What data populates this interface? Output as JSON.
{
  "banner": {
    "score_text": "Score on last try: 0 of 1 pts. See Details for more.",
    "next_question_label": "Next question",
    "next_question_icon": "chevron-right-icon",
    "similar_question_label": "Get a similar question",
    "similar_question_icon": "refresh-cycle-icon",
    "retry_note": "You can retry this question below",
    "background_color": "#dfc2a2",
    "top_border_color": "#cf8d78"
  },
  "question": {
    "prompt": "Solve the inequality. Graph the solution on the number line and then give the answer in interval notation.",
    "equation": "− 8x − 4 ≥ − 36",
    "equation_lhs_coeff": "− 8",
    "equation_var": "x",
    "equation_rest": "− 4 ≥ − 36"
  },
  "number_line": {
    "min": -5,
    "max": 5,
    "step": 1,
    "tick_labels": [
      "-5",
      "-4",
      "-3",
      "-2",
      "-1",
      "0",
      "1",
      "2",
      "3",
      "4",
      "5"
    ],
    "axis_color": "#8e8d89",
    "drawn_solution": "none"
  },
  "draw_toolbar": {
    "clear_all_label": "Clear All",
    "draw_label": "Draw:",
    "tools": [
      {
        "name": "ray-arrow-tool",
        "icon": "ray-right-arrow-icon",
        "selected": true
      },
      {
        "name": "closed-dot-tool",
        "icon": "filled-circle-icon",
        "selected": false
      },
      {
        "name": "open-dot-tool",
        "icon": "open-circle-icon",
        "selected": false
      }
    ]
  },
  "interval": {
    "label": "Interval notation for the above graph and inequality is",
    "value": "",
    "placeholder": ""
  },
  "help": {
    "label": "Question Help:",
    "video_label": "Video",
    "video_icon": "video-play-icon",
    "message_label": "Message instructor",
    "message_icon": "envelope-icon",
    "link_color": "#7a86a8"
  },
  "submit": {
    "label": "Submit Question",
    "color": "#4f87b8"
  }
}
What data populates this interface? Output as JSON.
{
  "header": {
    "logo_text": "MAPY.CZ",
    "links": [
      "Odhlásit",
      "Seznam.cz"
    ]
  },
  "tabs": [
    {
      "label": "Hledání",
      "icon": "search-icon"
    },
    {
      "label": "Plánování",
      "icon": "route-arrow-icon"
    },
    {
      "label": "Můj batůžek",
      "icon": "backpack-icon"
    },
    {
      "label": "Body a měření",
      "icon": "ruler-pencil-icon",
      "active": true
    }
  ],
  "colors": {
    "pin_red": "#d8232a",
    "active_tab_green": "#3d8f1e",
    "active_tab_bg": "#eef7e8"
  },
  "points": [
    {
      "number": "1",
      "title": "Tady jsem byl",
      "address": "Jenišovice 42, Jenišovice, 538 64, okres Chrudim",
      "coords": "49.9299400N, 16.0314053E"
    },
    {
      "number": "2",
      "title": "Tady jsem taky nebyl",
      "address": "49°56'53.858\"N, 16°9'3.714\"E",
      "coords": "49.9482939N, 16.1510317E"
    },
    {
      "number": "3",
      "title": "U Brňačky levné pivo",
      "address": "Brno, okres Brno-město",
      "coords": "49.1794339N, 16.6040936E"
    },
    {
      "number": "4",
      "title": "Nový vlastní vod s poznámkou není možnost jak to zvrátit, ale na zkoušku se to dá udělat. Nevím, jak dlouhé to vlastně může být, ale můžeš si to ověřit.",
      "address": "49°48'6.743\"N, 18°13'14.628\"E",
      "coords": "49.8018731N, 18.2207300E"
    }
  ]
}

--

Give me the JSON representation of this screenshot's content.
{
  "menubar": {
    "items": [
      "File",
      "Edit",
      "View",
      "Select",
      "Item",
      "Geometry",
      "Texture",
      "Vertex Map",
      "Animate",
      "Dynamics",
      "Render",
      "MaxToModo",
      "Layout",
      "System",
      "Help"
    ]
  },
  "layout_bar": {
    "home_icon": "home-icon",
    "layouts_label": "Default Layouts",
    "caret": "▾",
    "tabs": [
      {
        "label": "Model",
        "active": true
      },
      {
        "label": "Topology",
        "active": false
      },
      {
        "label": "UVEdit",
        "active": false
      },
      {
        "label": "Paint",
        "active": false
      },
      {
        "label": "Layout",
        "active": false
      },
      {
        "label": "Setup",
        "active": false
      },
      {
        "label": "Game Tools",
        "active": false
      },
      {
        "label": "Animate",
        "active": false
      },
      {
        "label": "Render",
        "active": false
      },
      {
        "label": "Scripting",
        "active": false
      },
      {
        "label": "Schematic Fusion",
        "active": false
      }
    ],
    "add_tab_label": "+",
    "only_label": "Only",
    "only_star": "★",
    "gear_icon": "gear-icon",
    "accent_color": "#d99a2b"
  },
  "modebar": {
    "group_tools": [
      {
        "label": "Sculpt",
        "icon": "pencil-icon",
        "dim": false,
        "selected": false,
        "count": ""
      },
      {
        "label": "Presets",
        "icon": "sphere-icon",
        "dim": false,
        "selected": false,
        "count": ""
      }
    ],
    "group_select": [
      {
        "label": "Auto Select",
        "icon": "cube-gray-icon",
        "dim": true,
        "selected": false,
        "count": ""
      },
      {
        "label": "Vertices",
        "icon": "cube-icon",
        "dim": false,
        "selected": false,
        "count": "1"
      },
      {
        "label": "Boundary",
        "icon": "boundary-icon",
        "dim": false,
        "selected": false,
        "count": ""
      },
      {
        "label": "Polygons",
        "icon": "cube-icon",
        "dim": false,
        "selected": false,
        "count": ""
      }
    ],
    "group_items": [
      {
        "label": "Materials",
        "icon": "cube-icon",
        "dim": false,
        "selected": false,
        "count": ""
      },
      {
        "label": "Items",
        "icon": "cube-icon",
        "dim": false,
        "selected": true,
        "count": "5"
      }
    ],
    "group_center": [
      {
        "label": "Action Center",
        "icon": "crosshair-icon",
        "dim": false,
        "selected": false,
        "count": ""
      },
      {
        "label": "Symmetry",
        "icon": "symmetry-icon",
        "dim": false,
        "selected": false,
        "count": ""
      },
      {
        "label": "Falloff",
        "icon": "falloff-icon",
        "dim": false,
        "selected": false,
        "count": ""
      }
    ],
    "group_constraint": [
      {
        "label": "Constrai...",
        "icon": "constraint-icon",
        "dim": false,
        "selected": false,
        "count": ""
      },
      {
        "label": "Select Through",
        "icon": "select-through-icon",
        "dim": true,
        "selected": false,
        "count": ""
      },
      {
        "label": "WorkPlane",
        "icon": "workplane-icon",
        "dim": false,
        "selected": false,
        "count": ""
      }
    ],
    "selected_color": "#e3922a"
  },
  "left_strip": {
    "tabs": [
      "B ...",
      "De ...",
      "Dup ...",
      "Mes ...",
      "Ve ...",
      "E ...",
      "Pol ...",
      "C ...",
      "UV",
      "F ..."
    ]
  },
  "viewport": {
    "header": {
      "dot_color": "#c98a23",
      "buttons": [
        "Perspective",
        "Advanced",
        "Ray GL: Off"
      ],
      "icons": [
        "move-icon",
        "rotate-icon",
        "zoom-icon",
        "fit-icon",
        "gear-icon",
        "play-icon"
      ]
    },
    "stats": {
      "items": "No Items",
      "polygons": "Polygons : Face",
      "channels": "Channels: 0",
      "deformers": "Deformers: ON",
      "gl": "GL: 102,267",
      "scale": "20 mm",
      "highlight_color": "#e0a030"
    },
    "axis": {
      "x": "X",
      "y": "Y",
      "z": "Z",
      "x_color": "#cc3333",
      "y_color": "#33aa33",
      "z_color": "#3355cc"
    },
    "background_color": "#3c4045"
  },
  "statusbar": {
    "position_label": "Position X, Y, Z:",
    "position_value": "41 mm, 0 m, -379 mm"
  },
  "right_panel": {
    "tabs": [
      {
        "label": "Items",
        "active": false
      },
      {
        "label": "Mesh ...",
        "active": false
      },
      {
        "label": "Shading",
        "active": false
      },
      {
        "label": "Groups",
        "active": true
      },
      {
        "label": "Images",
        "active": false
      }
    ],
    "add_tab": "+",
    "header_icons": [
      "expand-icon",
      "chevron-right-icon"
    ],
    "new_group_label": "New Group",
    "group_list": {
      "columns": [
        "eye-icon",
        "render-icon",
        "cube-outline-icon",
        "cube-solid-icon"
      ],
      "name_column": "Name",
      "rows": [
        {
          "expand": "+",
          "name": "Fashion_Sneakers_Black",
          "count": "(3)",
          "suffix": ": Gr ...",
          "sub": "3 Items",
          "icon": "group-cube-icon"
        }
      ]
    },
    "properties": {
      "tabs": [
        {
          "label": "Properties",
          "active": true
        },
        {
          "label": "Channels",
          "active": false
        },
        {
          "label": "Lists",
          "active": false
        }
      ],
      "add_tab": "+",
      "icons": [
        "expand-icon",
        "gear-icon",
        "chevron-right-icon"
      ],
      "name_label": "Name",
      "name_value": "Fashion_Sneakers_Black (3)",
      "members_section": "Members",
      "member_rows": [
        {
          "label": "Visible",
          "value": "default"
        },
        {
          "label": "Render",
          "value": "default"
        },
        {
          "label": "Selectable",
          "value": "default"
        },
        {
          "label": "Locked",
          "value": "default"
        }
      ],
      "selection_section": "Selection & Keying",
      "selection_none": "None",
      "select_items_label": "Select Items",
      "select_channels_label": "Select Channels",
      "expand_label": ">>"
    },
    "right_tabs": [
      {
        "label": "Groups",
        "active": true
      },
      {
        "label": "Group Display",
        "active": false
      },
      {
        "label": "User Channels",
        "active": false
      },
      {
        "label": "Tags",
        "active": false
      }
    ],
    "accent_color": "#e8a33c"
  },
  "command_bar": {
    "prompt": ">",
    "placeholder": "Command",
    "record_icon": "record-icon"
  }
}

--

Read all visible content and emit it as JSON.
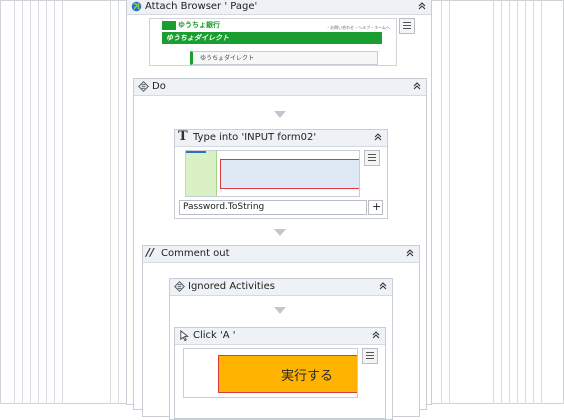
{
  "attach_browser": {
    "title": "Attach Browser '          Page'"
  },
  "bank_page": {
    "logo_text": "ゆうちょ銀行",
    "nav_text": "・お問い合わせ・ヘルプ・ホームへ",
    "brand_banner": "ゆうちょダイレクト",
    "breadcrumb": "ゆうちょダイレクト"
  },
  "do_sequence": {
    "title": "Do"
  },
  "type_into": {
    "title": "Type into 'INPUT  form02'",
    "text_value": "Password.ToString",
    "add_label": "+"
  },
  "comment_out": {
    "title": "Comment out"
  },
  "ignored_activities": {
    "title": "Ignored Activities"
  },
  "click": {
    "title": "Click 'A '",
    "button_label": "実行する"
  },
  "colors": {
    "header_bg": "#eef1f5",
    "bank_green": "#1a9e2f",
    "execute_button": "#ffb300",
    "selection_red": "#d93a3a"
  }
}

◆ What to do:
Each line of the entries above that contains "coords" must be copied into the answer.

◆ Task solution:
      "coords": "49.9299400N, 16.0314053E"
      "coords": "49.9482939N, 16.1510317E"
      "coords": "49.1794339N, 16.6040936E"
      "coords": "49.8018731N, 18.2207300E"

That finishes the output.